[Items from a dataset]
= = = =

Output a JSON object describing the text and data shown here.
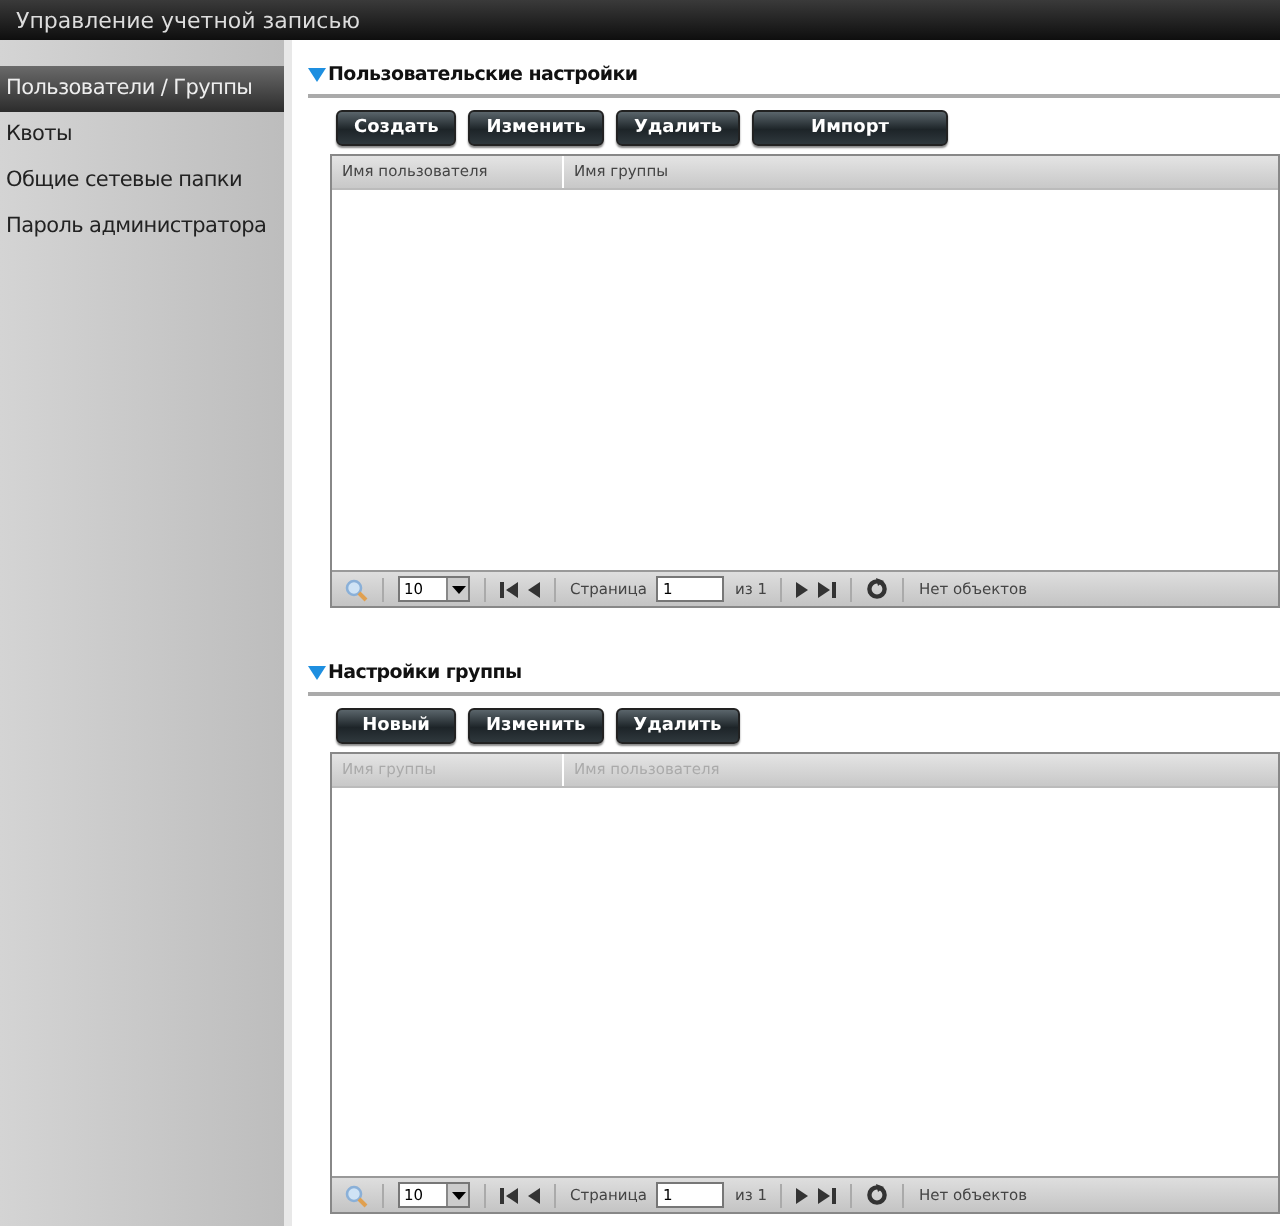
{
  "window": {
    "title": "Управление учетной записью"
  },
  "sidebar": {
    "items": [
      {
        "label": "Пользователи / Группы",
        "selected": true
      },
      {
        "label": "Квоты",
        "selected": false
      },
      {
        "label": "Общие сетевые папки",
        "selected": false
      },
      {
        "label": "Пароль администратора",
        "selected": false
      }
    ]
  },
  "sections": [
    {
      "title": "Пользовательские настройки",
      "buttons": [
        "Создать",
        "Изменить",
        "Удалить",
        "Импорт"
      ],
      "table": {
        "disabled": false,
        "columns": [
          "Имя пользователя",
          "Имя группы"
        ]
      },
      "pager": {
        "page_size": "10",
        "page_label": "Страница",
        "page": "1",
        "of": "из 1",
        "status": "Нет объектов"
      }
    },
    {
      "title": "Настройки группы",
      "buttons": [
        "Новый",
        "Изменить",
        "Удалить"
      ],
      "table": {
        "disabled": true,
        "columns": [
          "Имя группы",
          "Имя пользователя"
        ]
      },
      "pager": {
        "page_size": "10",
        "page_label": "Страница",
        "page": "1",
        "of": "из 1",
        "status": "Нет объектов"
      }
    }
  ]
}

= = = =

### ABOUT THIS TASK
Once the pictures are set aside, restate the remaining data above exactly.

### EXERCISE SOLUTION
Output a JSON object describing the text and data shown here.
{
  "window": {
    "title": "Управление учетной записью"
  },
  "sidebar": {
    "items": [
      {
        "label": "Пользователи / Группы",
        "selected": true
      },
      {
        "label": "Квоты",
        "selected": false
      },
      {
        "label": "Общие сетевые папки",
        "selected": false
      },
      {
        "label": "Пароль администратора",
        "selected": false
      }
    ]
  },
  "sections": [
    {
      "title": "Пользовательские настройки",
      "buttons": [
        "Создать",
        "Изменить",
        "Удалить",
        "Импорт"
      ],
      "table": {
        "disabled": false,
        "columns": [
          "Имя пользователя",
          "Имя группы"
        ]
      },
      "pager": {
        "page_size": "10",
        "page_label": "Страница",
        "page": "1",
        "of": "из 1",
        "status": "Нет объектов"
      }
    },
    {
      "title": "Настройки группы",
      "buttons": [
        "Новый",
        "Изменить",
        "Удалить"
      ],
      "table": {
        "disabled": true,
        "columns": [
          "Имя группы",
          "Имя пользователя"
        ]
      },
      "pager": {
        "page_size": "10",
        "page_label": "Страница",
        "page": "1",
        "of": "из 1",
        "status": "Нет объектов"
      }
    }
  ]
}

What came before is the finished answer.